Read more - Listen Here: This Cavern
Here you find a short description of the performance and the credits.
DANCE IS A STATE OF CONSCIOUSNESS
text by Lieve Dierckx
Can we reach a state in which “dancing” and “giving attention” mean the same thing?
What is dance and what is dance actually about? That is, in short, the question around which Daniel Linehan has been building his choreographic oeuvre since 2003. When he christened his Brussels-based organisation ‘Hiatus’, he had already explored the area shared by dance, text, voice and video. He investigated everything outside of that as a sort of photographic negative, in Not About Everything (2007), for example, where he revolves in a long-drown ritual in the centre of a circle of papers with text while explaining what he doesn’t want to talk about: not about himself, not about politics, not about hope, not about virtuosity and not about social unrest.
He still believes that the calm offered by this negative is badly needed. As he says in the introduction to This Cavern, the second part of Listen Here, ‘The world in which we live is extremely complicated and crammed with a huge amount of information. Instead of adding more content with my productions, I want us to empty ourselves and allow an opening in the dance itself, in which the performers and the audience can take the time to listen and reflect.’
At the same time, that spirit in his work has brought about a transformation over the years: the audience and the external world are brought closer.
‘Rather than a choreographer, I increasingly see myself as someone who accompanies ‘here-and-now’ experiences, in rehearsals with dancers, in my performances on stage and in more open formats. In that perspective, the connection between the different activities we undertake with Hiatus has become clearer to me.’
As well as his theatre work, Linehan organises, for example, Land Connection Practices in the open air with Michael Helland, to which everyone is welcome, or Open Mondays, where dancers share their movement practices with professionals and amateurs alike. Linehan and Helland also present these as longer workshops under the title Tending and Tuning. Whether it is inside or outside, it’s always about listening to the surroundings and your body.
Linehan’s new two-part Listen Here can be described as one big listening ear grafted onto his experience with the practice of Deep Listening established by the visionary composer Pauline Oliveros (1935-2016). Linehan participated in a retreat in 2020 with some of her collaborators who are continuing to apply her philosophy: ‘We listened to our dreams, to our breath. We listened with our eyes, with our skin. We worked with Qigong to hear our bodies better. In that sort of activated openness you become more sensitive to your surroundings and all the different living beings around you.’

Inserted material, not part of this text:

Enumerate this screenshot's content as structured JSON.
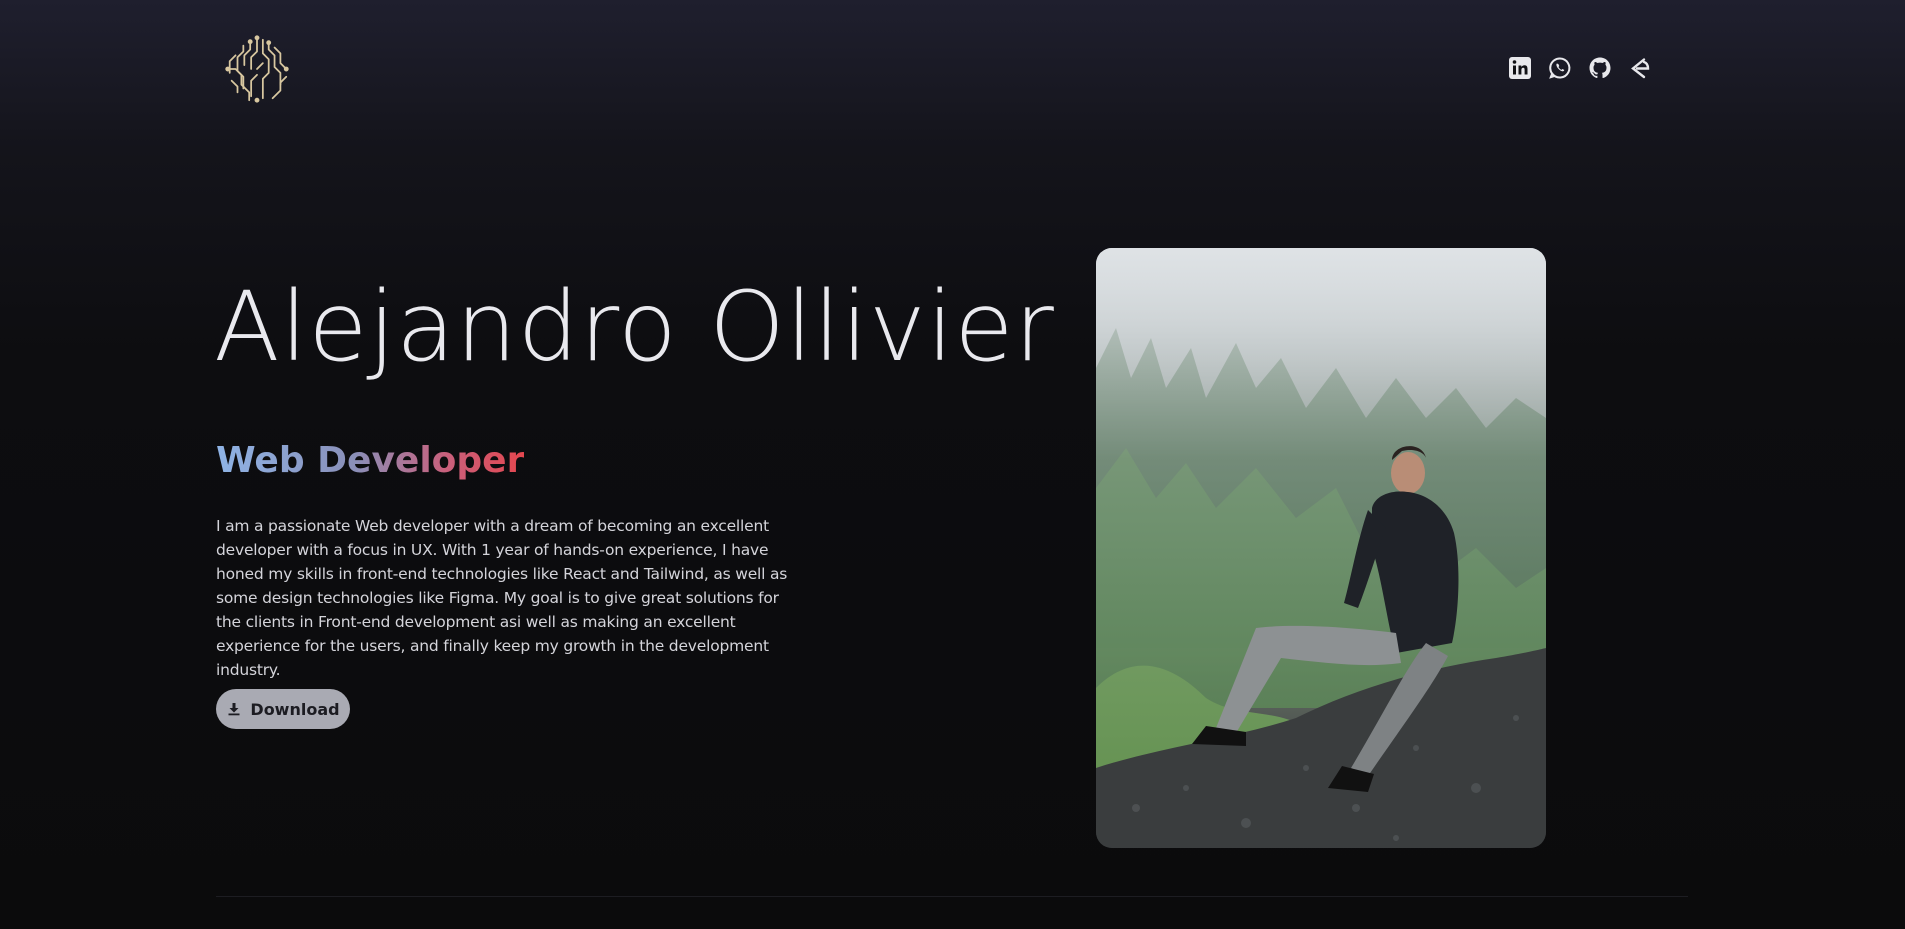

The relationship between vulnerable life and a fragile planet as a theme in Linehan’s work has become more prominent since he started working with his performers on eco- philosophy for sspeciess (2020). In his solo Body of Work (2019), Linehan also makes use of the ecological memory of his own body. He zooms in on the movement stored in his body after 15 years as a choreographer, and he goes even further back to his childhood in Seattle (US). He has never been so close to his audience before: in the square around the stage he lays his memories literally at their feet.
The solo was also the start for the first of the two-part Listen Here, in which the primaeval forests, mountains and rivers from where he was born in the north-west of the United States resonate. For this site-specific production, a collaboration with BOS+, Linehan and five performers entered the woods, each with a group of spectators, on a silent walk to open up all the senses - toward the trees, the wind, the birds and the sounds of the surroundings - by means of small tasks. ‘In this touch/In this moment/In this body/In this earth’: the text on the dancers’ sweatshirts could be read as a manifesto. The dancers improvised in a clearing in the woods with the input they received from nature (of which the spectator is also a part). For those interested, Michael Hellend also led a workshop to help spectators tune into the relationship between the trees, their bodies and each other.

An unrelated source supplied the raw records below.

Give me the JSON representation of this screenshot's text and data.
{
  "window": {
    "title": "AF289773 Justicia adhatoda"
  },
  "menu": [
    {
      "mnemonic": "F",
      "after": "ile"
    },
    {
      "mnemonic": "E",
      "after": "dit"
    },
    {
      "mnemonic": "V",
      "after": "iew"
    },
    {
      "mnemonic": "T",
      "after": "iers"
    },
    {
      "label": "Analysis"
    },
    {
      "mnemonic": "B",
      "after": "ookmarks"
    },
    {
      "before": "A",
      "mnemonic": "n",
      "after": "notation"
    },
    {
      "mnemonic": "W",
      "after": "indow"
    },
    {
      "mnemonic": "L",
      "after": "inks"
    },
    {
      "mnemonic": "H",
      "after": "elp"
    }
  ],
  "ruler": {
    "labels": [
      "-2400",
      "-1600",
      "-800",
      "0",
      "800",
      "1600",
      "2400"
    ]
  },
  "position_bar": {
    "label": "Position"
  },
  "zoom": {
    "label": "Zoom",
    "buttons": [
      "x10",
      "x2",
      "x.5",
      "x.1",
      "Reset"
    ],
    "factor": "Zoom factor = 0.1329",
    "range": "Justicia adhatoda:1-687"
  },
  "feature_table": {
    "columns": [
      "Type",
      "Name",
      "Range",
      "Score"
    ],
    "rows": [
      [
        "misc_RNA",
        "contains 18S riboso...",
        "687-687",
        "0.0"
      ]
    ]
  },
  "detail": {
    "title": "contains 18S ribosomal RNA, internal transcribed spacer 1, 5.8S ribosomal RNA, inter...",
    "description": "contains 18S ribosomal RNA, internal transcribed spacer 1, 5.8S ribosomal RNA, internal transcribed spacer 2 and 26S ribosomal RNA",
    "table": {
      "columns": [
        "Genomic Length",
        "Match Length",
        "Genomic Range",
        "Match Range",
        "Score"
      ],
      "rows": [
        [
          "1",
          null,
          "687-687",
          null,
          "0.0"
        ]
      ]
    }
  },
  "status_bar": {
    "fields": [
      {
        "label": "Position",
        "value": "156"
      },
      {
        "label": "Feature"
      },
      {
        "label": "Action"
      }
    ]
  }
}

In Listen Here: This Cavern Linehan turns inwards with the same performers: Renaud Dallet, Gorka Gurrutxaga Arruti, Anneleen Keppens, Jean-Baptiste Portier and Louise Tanoto. The two-part production thus follows the cyclical rhythm of the seasons, of light and darkness, of consideration for the visible world to what takes place in the darkness under the earth’s surface, where billions of kilometres of mycelial networks absorb carbon and sustain the roots that we could not see in the woods.

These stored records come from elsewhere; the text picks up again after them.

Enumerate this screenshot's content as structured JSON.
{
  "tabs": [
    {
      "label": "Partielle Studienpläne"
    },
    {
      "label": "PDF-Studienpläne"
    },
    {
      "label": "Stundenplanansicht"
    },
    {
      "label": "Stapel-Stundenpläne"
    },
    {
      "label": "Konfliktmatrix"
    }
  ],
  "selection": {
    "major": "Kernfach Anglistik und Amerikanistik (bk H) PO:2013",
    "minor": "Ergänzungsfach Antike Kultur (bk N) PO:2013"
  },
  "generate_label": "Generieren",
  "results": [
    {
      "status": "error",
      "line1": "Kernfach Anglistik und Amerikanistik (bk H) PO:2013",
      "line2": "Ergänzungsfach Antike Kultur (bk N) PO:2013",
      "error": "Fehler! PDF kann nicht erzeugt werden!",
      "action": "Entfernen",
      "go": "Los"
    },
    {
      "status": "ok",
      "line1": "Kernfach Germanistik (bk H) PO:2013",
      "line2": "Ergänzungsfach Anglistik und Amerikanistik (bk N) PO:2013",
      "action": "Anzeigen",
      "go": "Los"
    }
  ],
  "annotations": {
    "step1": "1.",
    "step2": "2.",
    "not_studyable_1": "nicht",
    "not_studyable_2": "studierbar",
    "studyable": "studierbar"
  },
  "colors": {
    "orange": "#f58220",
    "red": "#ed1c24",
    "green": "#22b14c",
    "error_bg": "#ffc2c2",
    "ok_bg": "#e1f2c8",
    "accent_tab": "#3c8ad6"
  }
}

In Listen Here: This Cavern, the performers turn the cave into one enormous sensory space where the spectator can return to themselves. Between the half-light and darkness, we hear waves and stones, text and the sound of the voice, we feel the air move, smell a cleansing herb. It is in this soundscape that Pauline Oliveros is very present with her 1988 improvisation Deep Listening. Whilst alive, she performed in the gigantic subterranean water reservoir of an old fort in Port Townsend, Washington; a place where each note echoed for 45 seconds, notes from her own accordion, from Stuart Dempster’s trombone and from the vocalist Panaiotis. She then travelled all over the world with the Deep Listening Band playing the specific, energetic spaciousness of sound in caves, cathedrals and other resonant locations. Three years later she started her Deep Listening Retreats.
Just like Oliveros, Linehan’s goal in Listen Here: This Cavern is transformation. We immerse ourselves together in a shared place of ritual and raised consciousness.
‘In This Cavern we turn inwards, literally and figuratively. Using the texts that we wrote in the creative process, we take the spectator to the living tissue of the innermost of our body, to the lungs, the heart, the digestive system; we feel the microbes and bacteria swarming’, said Linehan. This Cavern is not a claustrophobic place for him, but a warm womb in which life can grow, where mystical realities and myths are nourished; the cavern as a place of inquiry, even about the significance of dance and movement.
The cave as place for questioning the meaning of dance and movement, among others. Why did our distant ancestors come together to paint animals on the walls? What did their rituals look like? How did they move, what did it mean? From the square of the audience’s benches we find traces of these questions in the performers’ movement material: we see them transform from an amorphous mass into apparitions in an interplay of circles and spirals between heaven and earth.
Circling the spectators at a distance, Linehan himself adopts the role in This Cavern of master of ceremonies, reader and shaman - a guide to a profound experience.